Even still, the continuing disagreement over whether or not the dress code is sexist prompts many to think about the possibility of transitioning to a school uniform to squash controversy both immediately and effectively.
“If you look at just about any other country in the world, they all wear uniforms...They all look the same and the idea is that we take the focus off of what we’re wearing, so that we can concentrate on education,” said Buchmann.
“We’re really unique in that we want to be one of the countries that doesn’t have a uniform policy… What students don’t understand is that they have control over that. If you dress as though you respect yourself, always, we won’t have to have a dress code. But, as with most things in society, a few people screw up and ruin it for everybody,” she added.
Junior Dean of Students, Mrs. Jessica Mann said, “I would support a school uniform.” Her opinion comes from observations early on in her career.
“I started my career in New Orleans where every school has a uniform, but I didn’t have experience with uniforms as a student… I assumed kids would hate the uniforms, but that’s not what I found--most students liked not having to think about what to wear, never getting dress-coded, and not having to spend money on the latest fashions.”
As for the present-day, Mann said, “Right now, the dissonance between what is available for kids to buy and the MHS dress code causes kids to get dress-coded and that is often a negative interaction. I don’t like that.”
When Burns was dress-coded, she said she only wore her sweatshirt in the hallways because, “...the teachers don’t really care. It’s just the admin, mostly.” This supports the idea that some people care more about the dress code than others.
Buchmann summarized, “The other issue I have with the dress code is that it’s just not enforced. I have kids come to me by third block and they’re wearing tube tops. I have to make a conscious decision, ‘Do I do what I’m supposed to do, which is enforce the dress code, or do I put myself in an adversarial position with my student when two teachers failed before me?’
“...The problem with the dress code is that it breaks down when not everybody’s on the same page, when people refuse to enforce the rules. It pits student against student, student against teacher, teacher against teacher, and nothing good comes from it...I don’t want to have adversarial interactions with students.”
The overall consensus amongst those in the school is not to abolish the dress code in its entirety, but to adjust it so that its policies are more up to date with the 21st century, because nobody likes the negative reactions or interactions it creates. As Dentino stated,
“Fashion is an ever-changing industry.”
Mann sympathized with students like Dentino, “I understand that what is sold in stores creates a situation that can make it hard to adhere to (the) dress code at school.
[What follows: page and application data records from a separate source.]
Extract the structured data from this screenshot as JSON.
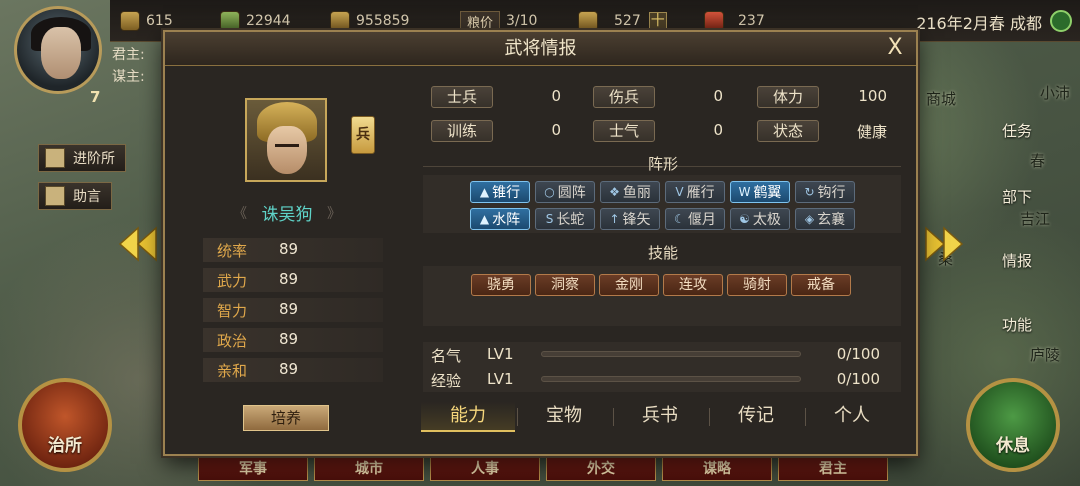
{
  "topbar": {
    "resources": [
      {
        "icon": "gold-icon",
        "value": "615"
      },
      {
        "icon": "grain-icon",
        "value": "22944"
      },
      {
        "icon": "troops-icon",
        "value": "955859"
      }
    ],
    "grain_price_label": "粮价",
    "grain_price_value": "3/10",
    "coin_value": "527",
    "plus_label": "十",
    "token_value": "237",
    "date": "216年2月春 成都"
  },
  "lord": {
    "lord_label": "君主:",
    "advisor_label": "谋主:",
    "level": "7"
  },
  "side_buttons": {
    "advance": "进阶所",
    "advice": "助言"
  },
  "map_labels": [
    "商城",
    "小沛",
    "任务",
    "春",
    "部下",
    "吉江",
    "情报",
    "桑",
    "功能",
    "庐陵"
  ],
  "round_buttons": {
    "govern": "治所",
    "rest": "休息"
  },
  "bottom_menu": [
    "军事",
    "城市",
    "人事",
    "外交",
    "谋略",
    "君主"
  ],
  "dialog": {
    "title": "武将情报",
    "close": "X",
    "general": {
      "name": "诛吴狗",
      "class_badge": "兵",
      "stats": [
        {
          "label": "统率",
          "value": "89"
        },
        {
          "label": "武力",
          "value": "89"
        },
        {
          "label": "智力",
          "value": "89"
        },
        {
          "label": "政治",
          "value": "89"
        },
        {
          "label": "亲和",
          "value": "89"
        }
      ],
      "cultivate": "培养"
    },
    "status": [
      {
        "label": "士兵",
        "value": "0"
      },
      {
        "label": "伤兵",
        "value": "0"
      },
      {
        "label": "体力",
        "value": "100"
      },
      {
        "label": "训练",
        "value": "0"
      },
      {
        "label": "士气",
        "value": "0"
      },
      {
        "label": "状态",
        "value": "健康"
      }
    ],
    "formation_title": "阵形",
    "formations": [
      {
        "icon": "▲",
        "label": "锥行",
        "active": true
      },
      {
        "icon": "○",
        "label": "圆阵",
        "active": false
      },
      {
        "icon": "❖",
        "label": "鱼丽",
        "active": false
      },
      {
        "icon": "V",
        "label": "雁行",
        "active": false
      },
      {
        "icon": "W",
        "label": "鹤翼",
        "active": true
      },
      {
        "icon": "↻",
        "label": "钩行",
        "active": false
      },
      {
        "icon": "▲",
        "label": "水阵",
        "active": true
      },
      {
        "icon": "S",
        "label": "长蛇",
        "active": false
      },
      {
        "icon": "↑",
        "label": "锋矢",
        "active": false
      },
      {
        "icon": "☾",
        "label": "偃月",
        "active": false
      },
      {
        "icon": "☯",
        "label": "太极",
        "active": false
      },
      {
        "icon": "◈",
        "label": "玄襄",
        "active": false
      }
    ],
    "skill_title": "技能",
    "skills": [
      "骁勇",
      "洞察",
      "金刚",
      "连攻",
      "骑射",
      "戒备"
    ],
    "fame": {
      "label": "名气",
      "level": "LV1",
      "value": "0/100",
      "progress": 0
    },
    "exp": {
      "label": "经验",
      "level": "LV1",
      "value": "0/100",
      "progress": 0
    },
    "tabs": [
      {
        "label": "能力",
        "active": true
      },
      {
        "label": "宝物",
        "active": false
      },
      {
        "label": "兵书",
        "active": false
      },
      {
        "label": "传记",
        "active": false
      },
      {
        "label": "个人",
        "active": false
      }
    ]
  },
  "colors": {
    "accent_gold": "#e0bf5f",
    "formation_active": "#2f6fa0",
    "stat_label": "#e0a84b",
    "general_name": "#5fd3c8"
  }
}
That said, stores are out to make money, not help students dress appropriately for school.”
Buchmann explained the situation best when she said, “It’s a very complicated topic because human beings are complicated… I don’t have the answers necessarily, but I do know that there are things that aren’t fair and equitable when you start looking at measurements of the body.”
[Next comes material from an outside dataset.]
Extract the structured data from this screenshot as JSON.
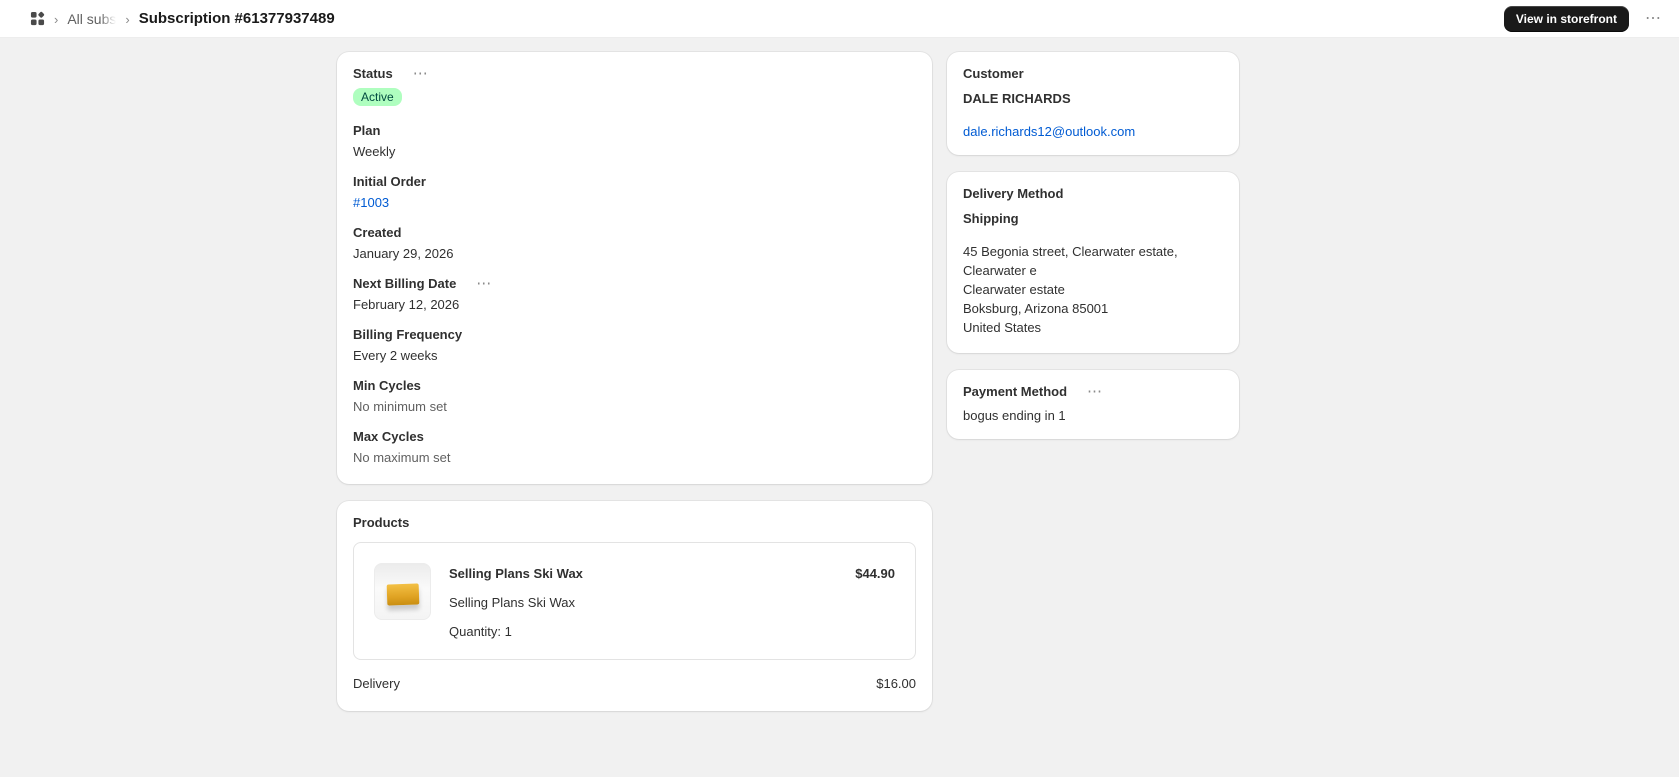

Students, (teachers, and administrators), if you are intrigued and want to further explore this topic, Ana DeVries invites you to a school board meeting on Wednesday, November 10th, from 6 to 8 pm (location: TBD). There, she, Sarah Burns, and other students will be presenting their thoughts about a few of the dress code policies here at MHS; all are welcome to attend and share opinions.
All image copyright belongs to the respective owners.